In the end we talked about family history, who in the family had married German-Germans and who Jewish-Germans thus sealing their own and their children's fates. Keukch and her two younger cousins Renate and Anne-Marie are the last ones left in Europe of that generation, a final cousin Greta lives in Buenos Aries. None of those female cousins had children of their own. Yet Gertie played a very important role in Richard's and my life when we were young children, playing brilliant games with us and taking us around London in the school holidays. Travelling up to see her going through Baker Street and Harrow on the Hill and all those stations on the metropolitan line was extraordinarily evocative of childhood for me: catching tadpoles, walks in the woods, learning to play scrabble, picking vegetables from the garden, going to Kew gardens and of course exploding experiments in the school lab. She was extremely generous with both her time and her money. And we were generous with our indifference and irritation as we became teenagers.
I left feeling more than usually guilty, promising to myself that I will try and go and see her soon, knowing that I will get too involved in work again to make that time. I can tell that visits which focus on family history and stories from the past help her - and they also interest me. Somehow I feel that if she had been a person in one of my congregations the visit might have been a bit more profound, I might have dared to go a bit further in the conversation.

From Geneva to Paris and on to St Pancras

So despite the notices to the contrary my train left Geneva on time last night. The most hair raising part of the journey was as ever the taxi ride across Paris to my brother Richard's flat, there were one or two moments when I thought I might never make it across the channel.
This morning I also wondered whether I'd make it onto the Eurostar without breaking my legs on the 5 flights of beautiful but slippery wooden stairs down from Richard's.
The journey by Eurostar was uneventful except it was amazing to be travelling so fast in the uk - the British part of the journey is now really the shortest part and seems mainly to be in a tunnel.
It all rather spoilt me for the onward journey to Birmingham later in the day which was at a rather more usual (UK) train speed.

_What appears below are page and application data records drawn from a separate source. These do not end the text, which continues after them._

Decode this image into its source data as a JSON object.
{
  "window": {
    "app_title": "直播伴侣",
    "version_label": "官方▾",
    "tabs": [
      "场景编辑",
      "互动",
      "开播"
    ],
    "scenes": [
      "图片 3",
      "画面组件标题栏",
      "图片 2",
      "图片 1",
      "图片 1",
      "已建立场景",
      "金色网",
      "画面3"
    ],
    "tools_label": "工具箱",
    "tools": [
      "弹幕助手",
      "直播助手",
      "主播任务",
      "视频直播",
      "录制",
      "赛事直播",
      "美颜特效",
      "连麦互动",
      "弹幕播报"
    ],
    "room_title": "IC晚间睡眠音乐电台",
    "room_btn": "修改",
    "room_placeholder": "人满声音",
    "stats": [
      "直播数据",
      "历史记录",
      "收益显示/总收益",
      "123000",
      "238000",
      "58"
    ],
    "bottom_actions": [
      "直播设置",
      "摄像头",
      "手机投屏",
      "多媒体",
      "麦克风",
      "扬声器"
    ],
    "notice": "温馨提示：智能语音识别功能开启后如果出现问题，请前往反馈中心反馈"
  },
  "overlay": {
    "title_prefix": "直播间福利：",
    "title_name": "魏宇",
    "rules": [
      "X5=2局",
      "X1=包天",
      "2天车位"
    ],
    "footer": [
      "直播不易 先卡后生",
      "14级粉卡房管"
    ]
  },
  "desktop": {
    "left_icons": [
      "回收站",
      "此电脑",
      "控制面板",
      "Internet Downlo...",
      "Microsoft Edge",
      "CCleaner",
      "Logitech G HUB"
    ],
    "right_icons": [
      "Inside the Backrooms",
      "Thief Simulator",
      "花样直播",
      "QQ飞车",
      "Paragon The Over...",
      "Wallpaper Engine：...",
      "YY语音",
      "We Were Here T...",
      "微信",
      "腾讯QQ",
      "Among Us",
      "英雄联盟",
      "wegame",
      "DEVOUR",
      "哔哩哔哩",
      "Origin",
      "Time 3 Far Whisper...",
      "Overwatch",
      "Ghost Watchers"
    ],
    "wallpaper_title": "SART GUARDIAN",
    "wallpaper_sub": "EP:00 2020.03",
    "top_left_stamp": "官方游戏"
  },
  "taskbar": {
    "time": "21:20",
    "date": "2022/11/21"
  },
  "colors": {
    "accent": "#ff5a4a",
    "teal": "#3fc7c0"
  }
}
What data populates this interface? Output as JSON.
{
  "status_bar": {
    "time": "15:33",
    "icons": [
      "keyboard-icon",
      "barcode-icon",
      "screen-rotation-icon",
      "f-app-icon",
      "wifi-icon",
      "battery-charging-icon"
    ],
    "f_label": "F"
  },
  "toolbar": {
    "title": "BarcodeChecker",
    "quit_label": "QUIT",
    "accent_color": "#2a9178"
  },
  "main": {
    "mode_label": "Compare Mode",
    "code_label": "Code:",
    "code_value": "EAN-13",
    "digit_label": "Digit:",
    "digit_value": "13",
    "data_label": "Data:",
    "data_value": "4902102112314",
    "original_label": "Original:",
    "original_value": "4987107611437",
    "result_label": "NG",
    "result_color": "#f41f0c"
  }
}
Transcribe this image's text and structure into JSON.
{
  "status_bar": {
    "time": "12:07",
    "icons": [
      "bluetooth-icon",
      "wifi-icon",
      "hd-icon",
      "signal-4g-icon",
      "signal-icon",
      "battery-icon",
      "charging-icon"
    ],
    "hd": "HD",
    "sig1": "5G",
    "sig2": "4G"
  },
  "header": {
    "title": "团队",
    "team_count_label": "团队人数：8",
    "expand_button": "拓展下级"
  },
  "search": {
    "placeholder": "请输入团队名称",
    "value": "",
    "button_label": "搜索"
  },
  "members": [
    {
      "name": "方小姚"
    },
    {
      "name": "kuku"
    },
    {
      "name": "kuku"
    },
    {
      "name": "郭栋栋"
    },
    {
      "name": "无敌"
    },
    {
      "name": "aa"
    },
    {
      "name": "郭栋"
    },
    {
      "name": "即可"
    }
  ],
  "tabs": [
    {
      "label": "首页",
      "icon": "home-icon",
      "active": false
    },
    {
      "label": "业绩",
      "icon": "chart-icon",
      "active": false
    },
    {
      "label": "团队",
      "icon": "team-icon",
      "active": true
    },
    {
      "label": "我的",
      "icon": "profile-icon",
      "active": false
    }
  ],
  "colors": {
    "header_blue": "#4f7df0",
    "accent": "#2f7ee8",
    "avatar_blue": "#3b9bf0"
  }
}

Anyway here are some pictures - a bit of a mess but I hope technical support back in Ferney will deal with these problems. I'm looking forward to exploring St Pancras in a bit more detail next week when I spend a few days there. Today I negotiated the Metropolitan line and went out to Rickmansworth to vist our aunt Keukch, also known as Gertie.